If the airlines eventually get a bailout -- one that will inevitably find them having to suspend buybacks and dividends -- JetBlue investors don't have to worry about some of those stipulations. Unlike some of the legacy carriers that will have to nix their beefy yields, JetBlue doesn't currently declare quarterly distributions. It's a growing business with positive top-line gains in each of the past 10 years. As a cult fave with its winning combination of low rates and on-board entertainment, it's easy to see how JetBlue will be one of the airlines ready to take off in more ways than one when we get past the coronavirus crisis.
People have never been more attached to their smartphones, and that's welcome news for the leading publishers and developers of casual gaming apps. Zynga is the company behind Words With Friends, Merge Dragons!, CSR2, Empires & Puzzles, and several other addictive mobile gaming applications.
Zynga's popularity has been exploding lately. Bookings that account for the lion's share of the revenue mix skyrocketed 80% in its latest quarter, fueling a 63% year-over-year revenue surge. Zynga's outlook calls for revenue growth to decelerate in the year ahead, but with momentum on its side, it's not a surprise to see the reinvigorated market darling blow past its conservative guidance.
Wall Street is starting to come around. Oppenheimer analyst Andrew Uekwitz initiated coverage of the stock last week with a bullish rating. Despite the fickle nature of mobile gamers and the low barriers to entry, he thinks Zynga's time-tested ability to scale winning titles and monetize them effectively makes it a market winner.
There is one dominant player in the Chinese streaming market, and that's Tencent Music. It controls roughly 75% of the market across various platforms that stream music or give online karaoke a social twist, reaching a whopping 644 million monthly active users.
Revenue rose 35% in the fourth-quarter results it posted last week, accelerating after back-to-back periods of 31% top-line gains. Earnings grew even faster, and yes, Tencent Music is very profitable. Unlike other tune-streaming sites outside China that work on lean mark-ups after shelling out big bucks for licensing rights and bandwidth, Tencent Music is working on thick margins as a result of the virtual gifting that takes place on its social performance platforms.

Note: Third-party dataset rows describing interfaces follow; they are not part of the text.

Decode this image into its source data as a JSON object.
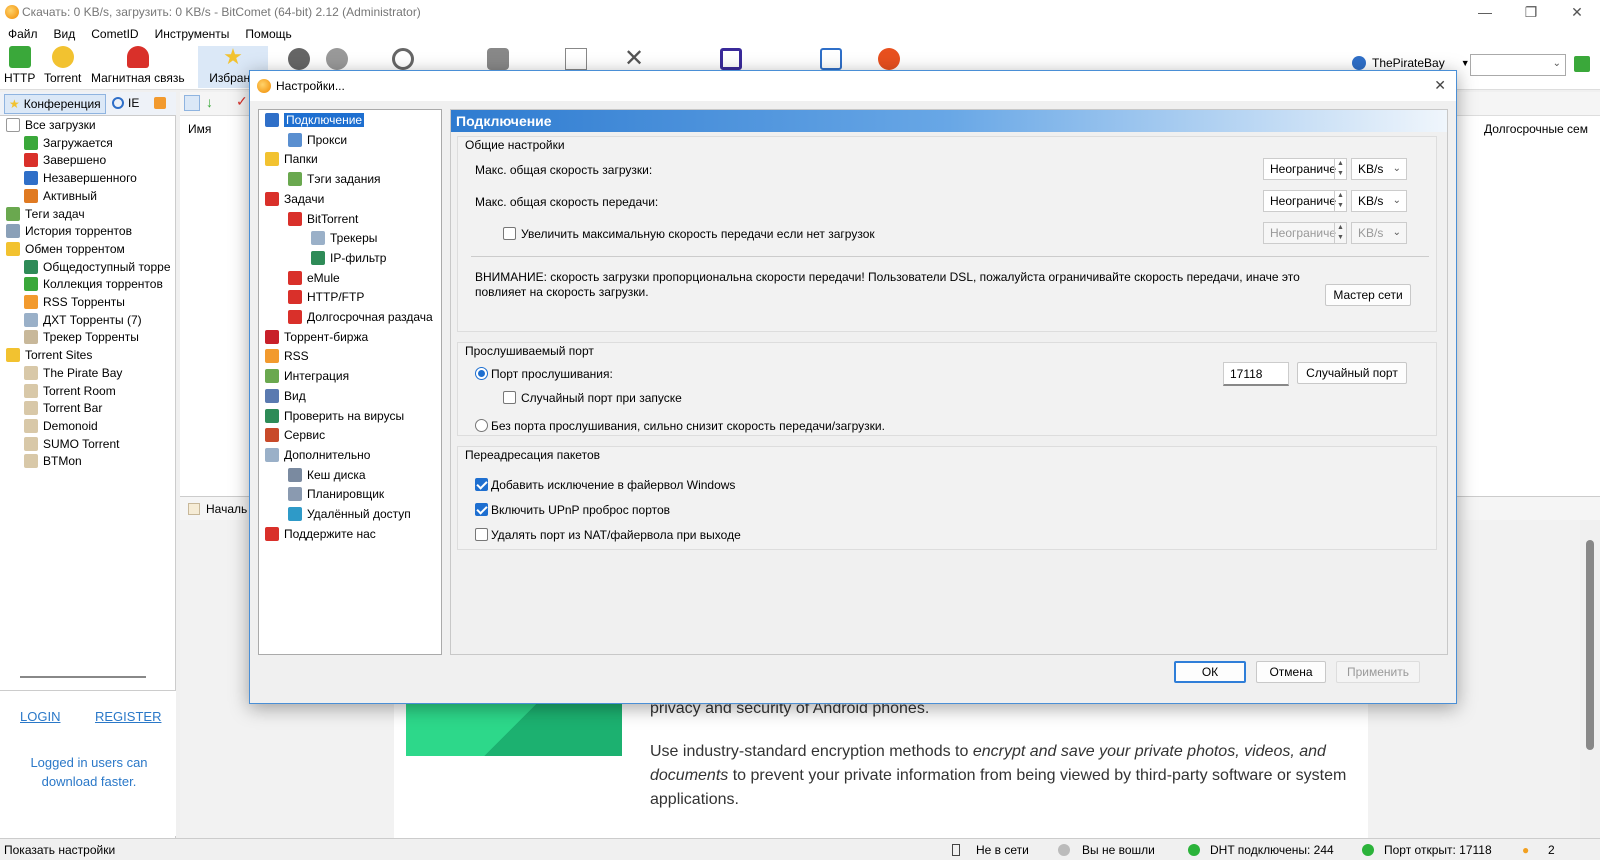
{
  "window": {
    "title": "Скачать: 0 KB/s, загрузить: 0 KB/s - BitComet (64-bit) 2.12 (Administrator)"
  },
  "menu": [
    "Файл",
    "Вид",
    "CometID",
    "Инструменты",
    "Помощь"
  ],
  "toolbar": {
    "http": "HTTP",
    "torrent": "Torrent",
    "magnet": "Магнитная связь",
    "favorites": "Избранн",
    "search_site": "ThePirateBay"
  },
  "sidebar": {
    "tabs": {
      "conference": "Конференция",
      "ie": "IE"
    },
    "items": [
      {
        "label": "Все загрузки",
        "level": 0,
        "color": "#ffffff"
      },
      {
        "label": "Загружается",
        "level": 1,
        "color": "#3aa83a"
      },
      {
        "label": "Завершено",
        "level": 1,
        "color": "#d9302a"
      },
      {
        "label": "Незавершенного",
        "level": 1,
        "color": "#2f6fc8"
      },
      {
        "label": "Активный",
        "level": 1,
        "color": "#e07a22"
      },
      {
        "label": "Теги задач",
        "level": 0,
        "color": "#6aa84f"
      },
      {
        "label": "История торрентов",
        "level": 0,
        "color": "#8aa0b8"
      },
      {
        "label": "Обмен торрентом",
        "level": 0,
        "color": "#f2c230"
      },
      {
        "label": "Общедоступный торре",
        "level": 1,
        "color": "#2e8b57"
      },
      {
        "label": "Коллекция торрентов",
        "level": 1,
        "color": "#3aa83a"
      },
      {
        "label": "RSS Торренты",
        "level": 1,
        "color": "#f29a2e"
      },
      {
        "label": "ДХТ Торренты (7)",
        "level": 1,
        "color": "#9ab0c8"
      },
      {
        "label": "Трекер Торренты",
        "level": 1,
        "color": "#c8b89a"
      },
      {
        "label": "Torrent Sites",
        "level": 0,
        "color": "#f2c230"
      },
      {
        "label": "The Pirate Bay",
        "level": 1,
        "color": "#d8c8a8"
      },
      {
        "label": "Torrent Room",
        "level": 1,
        "color": "#d8c8a8"
      },
      {
        "label": "Torrent Bar",
        "level": 1,
        "color": "#d8c8a8"
      },
      {
        "label": "Demonoid",
        "level": 1,
        "color": "#d8c8a8"
      },
      {
        "label": "SUMO Torrent",
        "level": 1,
        "color": "#d8c8a8"
      },
      {
        "label": "BTMon",
        "level": 1,
        "color": "#d8c8a8"
      }
    ],
    "login": "LOGIN",
    "register": "REGISTER",
    "login_hint": "Logged in users can download faster."
  },
  "main": {
    "col_name": "Имя",
    "col_longterm": "Долгосрочные сем",
    "bottom_tab": "Началь"
  },
  "article": {
    "line1": "privacy and security of Android phones.",
    "para_plain1": "Use industry-standard encryption methods to ",
    "para_italic1": "encrypt and save your private photos, videos, and documents",
    "para_plain2": " to prevent your private information from being viewed by third-party software or system applications."
  },
  "statusbar": {
    "left": "Показать настройки",
    "offline": "Не в сети",
    "not_logged": "Вы не вошли",
    "dht": "DHT подключены: 244",
    "port": "Порт открыт: 17118",
    "count": "2"
  },
  "dialog": {
    "title": "Настройки...",
    "nav": [
      {
        "label": "Подключение",
        "level": 0,
        "selected": true,
        "color": "#2f6fc8"
      },
      {
        "label": "Прокси",
        "level": 1,
        "color": "#5a8fd0"
      },
      {
        "label": "Папки",
        "level": 0,
        "color": "#f2c230"
      },
      {
        "label": "Тэги задания",
        "level": 1,
        "color": "#6aa84f"
      },
      {
        "label": "Задачи",
        "level": 0,
        "color": "#d9302a"
      },
      {
        "label": "BitTorrent",
        "level": 1,
        "color": "#d9302a"
      },
      {
        "label": "Трекеры",
        "level": 2,
        "color": "#9ab0c8"
      },
      {
        "label": "IP-фильтр",
        "level": 2,
        "color": "#2e8b57"
      },
      {
        "label": "eMule",
        "level": 1,
        "color": "#d9302a"
      },
      {
        "label": "HTTP/FTP",
        "level": 1,
        "color": "#d9302a"
      },
      {
        "label": "Долгосрочная раздача",
        "level": 1,
        "color": "#d9302a"
      },
      {
        "label": "Торрент-биржа",
        "level": 0,
        "color": "#c8202a"
      },
      {
        "label": "RSS",
        "level": 0,
        "color": "#f29a2e"
      },
      {
        "label": "Интеграция",
        "level": 0,
        "color": "#6aa84f"
      },
      {
        "label": "Вид",
        "level": 0,
        "color": "#5a7ab0"
      },
      {
        "label": "Проверить на вирусы",
        "level": 0,
        "color": "#2e8b57"
      },
      {
        "label": "Сервис",
        "level": 0,
        "color": "#c84a2a"
      },
      {
        "label": "Дополнительно",
        "level": 0,
        "color": "#9ab0c8"
      },
      {
        "label": "Кеш диска",
        "level": 1,
        "color": "#7a8aa0"
      },
      {
        "label": "Планировщик",
        "level": 1,
        "color": "#8a9ab0"
      },
      {
        "label": "Удалённый доступ",
        "level": 1,
        "color": "#2e9ac8"
      },
      {
        "label": "Поддержите нас",
        "level": 0,
        "color": "#d9302a"
      }
    ],
    "panel_title": "Подключение",
    "general": {
      "title": "Общие настройки",
      "max_download_label": "Макс. общая скорость загрузки:",
      "max_download_value": "Неограниче",
      "max_download_unit": "KB/s",
      "max_upload_label": "Макс. общая скорость передачи:",
      "max_upload_value": "Неограниче",
      "max_upload_unit": "KB/s",
      "boost_label": "Увеличить максимальную скорость передачи если нет загрузок",
      "boost_checked": false,
      "boost_value": "Неограниче",
      "boost_unit": "KB/s",
      "warning": "ВНИМАНИЕ: скорость загрузки пропорциональна скорости передачи! Пользователи DSL, пожалуйста ограничивайте скорость передачи, иначе это повлияет на скорость загрузки.",
      "wizard_button": "Мастер сети"
    },
    "port": {
      "title": "Прослушиваемый порт",
      "listen_label": "Порт прослушивания:",
      "listen_value": "17118",
      "random_button": "Случайный порт",
      "random_on_start": "Случайный порт при запуске",
      "no_port": "Без порта прослушивания, сильно снизит скорость передачи/загрузки."
    },
    "forwarding": {
      "title": "Переадресация пакетов",
      "firewall": "Добавить исключение в файервол Windows",
      "upnp": "Включить UPnP проброс портов",
      "remove_nat": "Удалять порт из NAT/файервола при выходе"
    },
    "buttons": {
      "ok": "ОК",
      "cancel": "Отмена",
      "apply": "Применить"
    }
  }
}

There are some big risks to investing in China, and that was the case even before the recent viral outbreak. However, a very profitable and dominant player in a growing market shouldn't be hitting all-time lows the way it did earlier this week. Tencent Music is unlikely to trade in the single digits for long.